Charcot-Marie-Tooth (CMT), which causes pain, chronic fatigue and limb deformities - leading to balance problems and falls - is thought to affect more than 20,000 people in the UK.
But warnings have been made that people are missing out on the help they need for their condition because many doctors have never heard of it.
Sue Kelly, 52, from Leeds, was diagnosed with CMT in 2010, despite showing classic symptoms of the condition since early childhood, including as high arches, hammer toes and tripping and falling.
Mrs Kelly, of Horsforth, said: “It wasn’t until my father died and CMT was listed as the secondary cause of death on his death certificate that I Googled the name and came across pictures of feet that looked just like mine.
“The information I was reading told me that I needed to see a neurologist, so I visited my GP, who had also never heard of CMT and had to Google it while I was sat in front of her.
“Getting a diagnosis after all these years was a bit of a relief.
“My CMT is gradually getting worse and is starting to affect my hands, but it is still relatively mild compared to some cases.
“My balance is poor and I struggle with steps and stairs.
“My fingers are starting to curl, I have painful spasms in my hands and feet, and my circulation is poor.”
Valerie Bradley, from Stourport on Severn, Worcestershire, was only diagnosed when she was 78 after suffering pain in her feet, ankles, knees and hips for decades.
She said: “It wasn’t until the end of 2016, when I went to see my GP again as I had constant fatigue, pain and numbness in my legs, and I was finding it increasingly difficult to grip with my hands, that I was referred to a neurologist and neurosurgeon.
“After reading my notes, testing my reflexes and giving me a full body and brain scan, it was the neurologist who eventually diagnosed me with CMT at 78 years old. When I told my GP I had CMT, he hadn’t even heard of it.”
CMT UK is raising awareness of the condition during Charcot-Marie-Tooth Awareness Month, which starts today.
The charity’s chief operating officer, Karen Butcher, said: “There are still too many medical professionals including GPs, physiotherapists, orthotists, surgeons - and even neurologists - who still don’t know what CMT is.
“It is also important for us to reach those people who think they might have the condition, but haven’t been diagnosed yet.
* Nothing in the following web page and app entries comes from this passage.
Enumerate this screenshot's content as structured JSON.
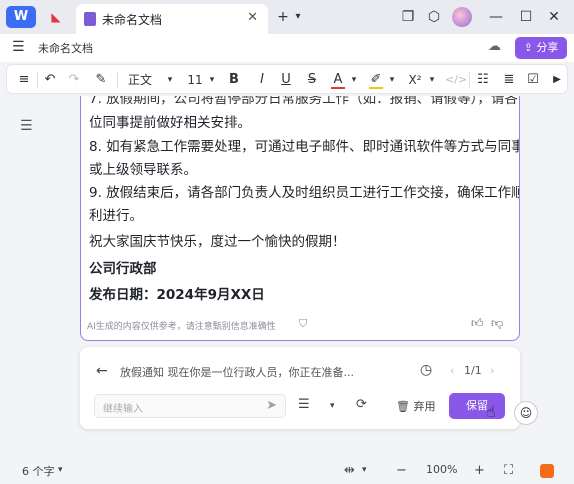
{
  "titlebar": {
    "app_logo": "W",
    "pdf_tab_icon": "PDF",
    "doc_tab_label": "未命名文档",
    "new_tab": "+",
    "dropdown": "▾"
  },
  "menubar": {
    "doc_title": "未命名文档",
    "share_label": "分享"
  },
  "toolbar": {
    "style": "正文",
    "font_size": "11",
    "bold": "B",
    "italic": "I",
    "underline": "U",
    "strike": "S",
    "font_color": "A",
    "superscript": "X²"
  },
  "document": {
    "lines": [
      "7.  放假期间，公司将暂停部分日常服务工作（如：报销、请假等），请各",
      "     位同事提前做好相关安排。",
      "8.  如有紧急工作需要处理，可通过电子邮件、即时通讯软件等方式与同事",
      "     或上级领导联系。",
      "9.  放假结束后，请各部门负责人及时组织员工进行工作交接，确保工作顺",
      "     利进行。",
      "祝大家国庆节快乐，度过一个愉快的假期！",
      "公司行政部",
      "发布日期：2024年9月XX日"
    ],
    "ai_disclaimer": "AI生成的内容仅供参考，请注意甄别信息准确性"
  },
  "ai_panel": {
    "prompt": "放假通知  现在你是一位行政人员，你正在准备...",
    "page_indicator": "1/1",
    "continue_placeholder": "继续输入",
    "discard_label": "弃用",
    "keep_label": "保留"
  },
  "statusbar": {
    "word_count": "6 个字",
    "zoom": "100%"
  },
  "colors": {
    "accent": "#8a58e8",
    "brand_blue": "#3b6cf4"
  }
}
“Sometimes the symptoms aren’t obvious, but due to the fact that CMT affects the hands and feet, it could be they have trouble balancing, find they regularly trip or fall over and are constantly tired.”